EDITOR’S NOTE: This article appears in the July 26, 2004, issue of National Review.
On Saturday, September 15, 2001, just four days after the terrorist attacks, ABC News anchorman Peter Jennings hosted a special program entitled “Answering Kids’ Questions.” Exploring the effect of the attacks on children, Jennings and a Yale psychiatrist discussed whether young people should see the much-played video of airliners crashing into the World Trade Center. The answer was no. “I mean, some of us have kids, too,” Jennings said. “And we remember from the past that if you run these images over and over and over again, it is tough.”
That was the beginning of a new policy at ABC News: No more use of the planes-into-towers video. “We actually talked to a number of psychologists, who told us that kids seeing this over and over were unable to distinguish that this was something that was [not] happening again and again and again,” says ABC News vice president Jeffrey Schneider. Because of that possible effect on children, Schneider continues, the network decided to use only still pictures to tell the September 11 story.
ABC is not alone.
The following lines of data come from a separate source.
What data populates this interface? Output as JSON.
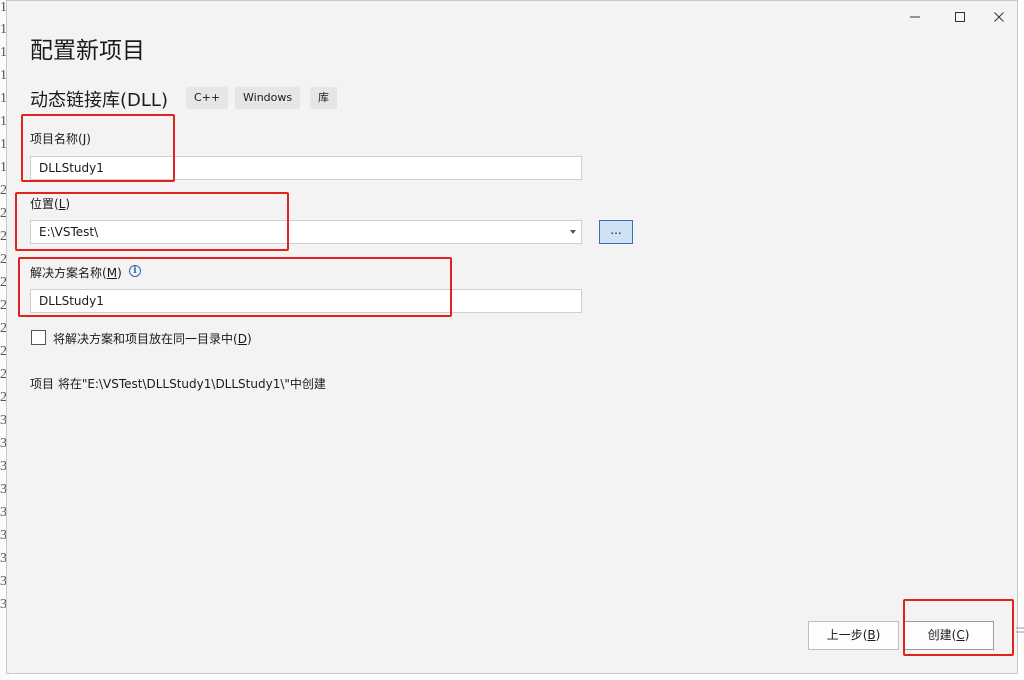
{
  "background": {
    "line_digits": [
      "1",
      "1",
      "1",
      "1",
      "1",
      "1",
      "1",
      "1",
      "2",
      "2",
      "2",
      "2",
      "2",
      "2",
      "2",
      "2",
      "2",
      "2",
      "3",
      "3",
      "3",
      "3",
      "3",
      "3",
      "3",
      "3",
      "3"
    ]
  },
  "window": {
    "title": "配置新项目",
    "controls": [
      "minimize-icon",
      "maximize-icon",
      "close-icon"
    ]
  },
  "template": {
    "name": "动态链接库(DLL)",
    "tags": [
      "C++",
      "Windows",
      "库"
    ]
  },
  "project_name": {
    "label": "项目名称",
    "access_key": "J",
    "value": "DLLStudy1"
  },
  "location": {
    "label": "位置",
    "access_key": "L",
    "value": "E:\\VSTest\\",
    "browse_label": "..."
  },
  "solution_name": {
    "label": "解决方案名称",
    "access_key": "M",
    "value": "DLLStudy1",
    "info_icon": "info-icon"
  },
  "place_in_same_dir": {
    "label": "将解决方案和项目放在同一目录中",
    "access_key": "D",
    "checked": false
  },
  "summary": "项目 将在\"E:\\VSTest\\DLLStudy1\\DLLStudy1\\\"中创建",
  "footer": {
    "back_label": "上一步",
    "back_key": "B",
    "create_label": "创建",
    "create_key": "C"
  },
  "colors": {
    "dialog_bg": "#f3f3f3",
    "highlight": "#e0231c",
    "browse_bg": "#cfe1f5",
    "browse_border": "#3d6fb3",
    "info": "#2b6cb0"
  }
}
Indeed, across the network- and cable-news spectrum, there is a virtual blackout of the video of the actual terrorist attacks of 9/11. Network executives say they have made the decision on the basis of taste, or respect for those killed, or concern for children, or other reasons, but the end result is that at a time when there is a continuing and passionate debate about the direction of the War on Terror, there is little, if any, graphic representation of what started that war in the first place.